This year’s drought has resulted in lower than usual river flows throughout the region, but it hasn’t deterred rafters and kayakers from hitting the water this summer.
“It was awesome,” said Oakdale resident Rudi Burtschi, who moved down the Stanislaus River in a kayak Sunday. “But it was way slower than usual. The water is down.”
He said the Stanislaus River has always been a good place for a beginner to learn how to be a rafter, but the low river flow doesn’t make it any easier. Higher water levels allow rafters to float above the rocky areas.
“The lower the water is, the bigger the rapids are, which is fun,” Burtschi said. “That’s what it’s all about, as long as you’re doing it safely.”
He and his brother, John Gumbert, grew up rafting down the Stanislaus River east of Oakdale. Gumbert said the lower levels increase the chances of “beaching” a boat along the river.
“We were able to avoid that today,” Gumbert said while he and his brother loaded up their kayaks onto their Jeep. “The big rafts, they have to get off and push themselves free.”
Tim Burwell of Antioch made that same trip down the Stanislaus River in a raft with his daughters, Shara and Alecsa. Their Father’s Day outing was just about what they expected.
“We expected it to be pretty laid back,” Burwell said about this stretch of the river that is known to be friendly to first-time rafters. “As far as speed of the water, it seemed about average.”
He said he and his daughters have been out rafting before, but this was their first time along the Stanislaus. They started out near Knights Ferry on Sunday and ended their trip about 8 miles later near Orange Blossom Road east of Oakdale.
Burwell said he could tell the water level was about 2 or 3 feet lower than usual, but “we still had a great time.”

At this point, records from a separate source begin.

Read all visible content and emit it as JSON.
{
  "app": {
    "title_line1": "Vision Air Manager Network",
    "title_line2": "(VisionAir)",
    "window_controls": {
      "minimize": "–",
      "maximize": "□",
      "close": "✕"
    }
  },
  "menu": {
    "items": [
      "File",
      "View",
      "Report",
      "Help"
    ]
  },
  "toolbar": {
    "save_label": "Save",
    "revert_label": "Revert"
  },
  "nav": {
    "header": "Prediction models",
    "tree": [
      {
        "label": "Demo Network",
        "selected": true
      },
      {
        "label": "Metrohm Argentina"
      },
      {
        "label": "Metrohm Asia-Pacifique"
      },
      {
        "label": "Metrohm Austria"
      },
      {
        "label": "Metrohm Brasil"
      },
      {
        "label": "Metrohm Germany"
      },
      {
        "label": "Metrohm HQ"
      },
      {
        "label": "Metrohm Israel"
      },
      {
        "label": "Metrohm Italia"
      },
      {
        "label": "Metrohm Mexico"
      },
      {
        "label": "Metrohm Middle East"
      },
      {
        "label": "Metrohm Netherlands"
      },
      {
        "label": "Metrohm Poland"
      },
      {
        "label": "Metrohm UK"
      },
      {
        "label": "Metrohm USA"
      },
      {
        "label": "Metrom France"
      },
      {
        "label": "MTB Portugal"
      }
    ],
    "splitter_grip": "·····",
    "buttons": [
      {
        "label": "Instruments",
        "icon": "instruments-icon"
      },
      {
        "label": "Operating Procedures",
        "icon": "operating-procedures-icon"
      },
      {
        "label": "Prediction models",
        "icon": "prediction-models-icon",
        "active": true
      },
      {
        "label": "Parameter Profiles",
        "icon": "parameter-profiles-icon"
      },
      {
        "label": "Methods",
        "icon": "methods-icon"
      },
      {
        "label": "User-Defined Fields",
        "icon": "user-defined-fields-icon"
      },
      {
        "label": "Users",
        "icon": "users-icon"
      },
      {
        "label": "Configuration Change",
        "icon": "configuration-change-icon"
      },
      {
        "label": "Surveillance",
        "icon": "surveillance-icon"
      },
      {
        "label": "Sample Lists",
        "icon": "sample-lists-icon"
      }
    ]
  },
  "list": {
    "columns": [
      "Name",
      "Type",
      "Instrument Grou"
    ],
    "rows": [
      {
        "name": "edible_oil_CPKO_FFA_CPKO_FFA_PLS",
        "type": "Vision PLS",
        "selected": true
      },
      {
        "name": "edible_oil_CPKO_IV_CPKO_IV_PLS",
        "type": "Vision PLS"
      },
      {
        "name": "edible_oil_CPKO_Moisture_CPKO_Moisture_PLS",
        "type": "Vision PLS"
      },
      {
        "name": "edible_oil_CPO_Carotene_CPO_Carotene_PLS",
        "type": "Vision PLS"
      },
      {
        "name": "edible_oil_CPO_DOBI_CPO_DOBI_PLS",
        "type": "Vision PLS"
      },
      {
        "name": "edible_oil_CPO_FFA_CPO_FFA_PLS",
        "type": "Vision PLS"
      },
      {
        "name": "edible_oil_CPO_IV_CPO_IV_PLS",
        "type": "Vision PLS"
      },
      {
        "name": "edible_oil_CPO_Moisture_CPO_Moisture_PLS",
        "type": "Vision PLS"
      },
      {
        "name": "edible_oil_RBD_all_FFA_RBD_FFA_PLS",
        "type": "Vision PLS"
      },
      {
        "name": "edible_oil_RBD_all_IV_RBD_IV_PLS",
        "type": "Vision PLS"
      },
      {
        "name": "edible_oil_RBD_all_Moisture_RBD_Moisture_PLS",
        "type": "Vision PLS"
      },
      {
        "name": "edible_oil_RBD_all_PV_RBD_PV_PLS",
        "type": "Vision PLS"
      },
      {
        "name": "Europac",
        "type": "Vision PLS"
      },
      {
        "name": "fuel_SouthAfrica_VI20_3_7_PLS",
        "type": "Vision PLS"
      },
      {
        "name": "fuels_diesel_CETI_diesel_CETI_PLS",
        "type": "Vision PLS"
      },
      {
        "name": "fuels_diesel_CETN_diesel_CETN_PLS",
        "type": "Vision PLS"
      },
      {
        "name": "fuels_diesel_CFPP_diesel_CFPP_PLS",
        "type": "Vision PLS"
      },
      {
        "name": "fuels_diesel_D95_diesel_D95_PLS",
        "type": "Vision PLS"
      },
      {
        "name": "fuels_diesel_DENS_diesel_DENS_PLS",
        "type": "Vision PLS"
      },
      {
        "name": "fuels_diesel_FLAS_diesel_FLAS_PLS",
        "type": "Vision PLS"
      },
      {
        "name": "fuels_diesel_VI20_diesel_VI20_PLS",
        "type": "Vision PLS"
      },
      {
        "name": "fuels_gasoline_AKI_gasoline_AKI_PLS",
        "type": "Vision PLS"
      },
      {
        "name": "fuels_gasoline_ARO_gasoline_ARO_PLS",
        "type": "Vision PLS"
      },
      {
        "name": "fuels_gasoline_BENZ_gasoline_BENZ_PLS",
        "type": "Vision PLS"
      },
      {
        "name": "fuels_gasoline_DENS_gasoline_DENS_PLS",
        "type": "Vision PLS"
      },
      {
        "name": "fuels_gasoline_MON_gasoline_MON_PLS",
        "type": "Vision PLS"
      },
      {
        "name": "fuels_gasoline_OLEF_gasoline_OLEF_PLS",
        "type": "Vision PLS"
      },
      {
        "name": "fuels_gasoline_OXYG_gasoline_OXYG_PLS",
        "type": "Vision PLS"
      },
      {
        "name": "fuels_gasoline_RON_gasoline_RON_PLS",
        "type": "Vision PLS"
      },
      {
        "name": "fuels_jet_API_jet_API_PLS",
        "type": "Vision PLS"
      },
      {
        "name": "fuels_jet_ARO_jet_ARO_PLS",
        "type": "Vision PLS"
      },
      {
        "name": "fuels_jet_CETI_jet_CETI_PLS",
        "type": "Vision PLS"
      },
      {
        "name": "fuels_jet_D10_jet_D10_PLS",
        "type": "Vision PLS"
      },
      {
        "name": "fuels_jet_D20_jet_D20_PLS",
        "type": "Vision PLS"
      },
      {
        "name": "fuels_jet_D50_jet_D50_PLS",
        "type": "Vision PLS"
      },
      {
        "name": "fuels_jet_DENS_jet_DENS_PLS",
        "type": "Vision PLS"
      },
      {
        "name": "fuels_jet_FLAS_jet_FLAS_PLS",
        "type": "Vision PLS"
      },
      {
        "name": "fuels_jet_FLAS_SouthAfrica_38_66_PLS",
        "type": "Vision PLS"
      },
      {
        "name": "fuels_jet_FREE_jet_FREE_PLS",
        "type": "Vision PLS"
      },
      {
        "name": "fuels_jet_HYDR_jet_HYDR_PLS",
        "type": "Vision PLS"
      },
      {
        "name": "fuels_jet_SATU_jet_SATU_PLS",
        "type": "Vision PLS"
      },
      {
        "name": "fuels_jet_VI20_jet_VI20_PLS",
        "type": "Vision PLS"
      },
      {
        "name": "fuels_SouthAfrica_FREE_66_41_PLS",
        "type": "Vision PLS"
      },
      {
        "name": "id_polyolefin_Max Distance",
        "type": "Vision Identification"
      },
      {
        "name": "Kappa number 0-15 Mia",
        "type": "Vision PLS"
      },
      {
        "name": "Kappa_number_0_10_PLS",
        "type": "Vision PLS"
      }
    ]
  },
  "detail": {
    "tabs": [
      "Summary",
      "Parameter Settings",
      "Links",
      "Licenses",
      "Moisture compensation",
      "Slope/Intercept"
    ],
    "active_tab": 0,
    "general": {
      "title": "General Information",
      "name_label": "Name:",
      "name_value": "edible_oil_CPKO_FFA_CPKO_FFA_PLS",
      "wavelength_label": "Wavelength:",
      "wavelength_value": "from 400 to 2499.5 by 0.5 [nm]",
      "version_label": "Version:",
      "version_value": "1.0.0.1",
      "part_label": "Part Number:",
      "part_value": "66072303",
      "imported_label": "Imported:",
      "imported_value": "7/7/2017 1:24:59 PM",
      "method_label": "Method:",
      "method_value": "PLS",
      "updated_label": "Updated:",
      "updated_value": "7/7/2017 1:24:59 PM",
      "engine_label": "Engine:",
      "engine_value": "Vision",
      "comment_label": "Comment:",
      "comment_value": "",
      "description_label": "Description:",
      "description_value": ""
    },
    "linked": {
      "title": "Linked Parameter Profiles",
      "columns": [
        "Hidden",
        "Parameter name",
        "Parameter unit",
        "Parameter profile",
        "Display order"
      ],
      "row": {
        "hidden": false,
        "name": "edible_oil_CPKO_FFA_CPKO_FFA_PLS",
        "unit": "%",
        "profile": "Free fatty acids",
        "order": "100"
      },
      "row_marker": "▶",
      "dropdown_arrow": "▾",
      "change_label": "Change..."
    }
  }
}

Tyler Wendt, operations manager for OARS rafting company, said the lower-than-normal river flows haven’t affected business because their boats rely on water coming from upstream reservoirs. The Angels Camp-based company offers rafting trips along the Tuolumne River and two forks of the American River.
“Our numbers are up, and there’s plenty of water to go rafting,” Wendt said.
The company typically has one nonrafting day per week during the summer, but this year’s drought has resulted in no rafting Tuesdays and Wednesdays. Nevertheless, Wendt expects there to be enough water flow to raft through Labor Day.
He says higher water flows create more hazards for rafters, so it might be easier for a novice to take up the sport this year.
“Generally, it’s a good time to get their feet wet, so to speak,” Wendt said.
Oakdale-based Sunshine Rafting Adventures hasn’t seen a dramatic drop-off in rafters this summer either, despite the lower river flows. The company’s owner and general manager, Shiloh Foust, said “we’re incredibly busy.”
He said about 1,000 people, consisting of commercial and private rafters, float down the Stanislaus River from the Knights Ferry area each weekend during a typical summer.
The flow in the Stanislaus is what you normally would experience in July, only this year it happened one month earlier, Foust said.
The low flows have changed the way rescuers search for lost or stranded boaters along the Stanislaus and Tuolumne rivers.
Normally, firefighters will launch two boats, one from the east and one from the west, said Battalion Chief Eric DeHart of the Stanislaus Consolidated Fire Protection District. The firefighters then would drive the boats toward each other until they find the missing boaters.
With low river levels, DeHart said, there are too many shallow pockets that will damage the rescue boats.
This summer, rescuers are using other methods when possible, such as getting assistance from the Stanislaus County Sheriff Department’s helicopter to spot boaters before sending firefighters in from the nearest boat launch.
If the helicopter isn’t available, firefighters will try to spot them from the road or use the boaters’ cellphone signal to triangulate their location.
Stanislaus Consolidated firefighters rescued two teenage girls Wednesday who became stranded in their raft on the Stanislaus River.
DeHart said firefighters didn’t know where the girls were, so they started at the boat launch from which the girls had left two hours earlier at the Knights Ferry Recreation Area. The firefighters found the girls unharmed and helped them out of the river.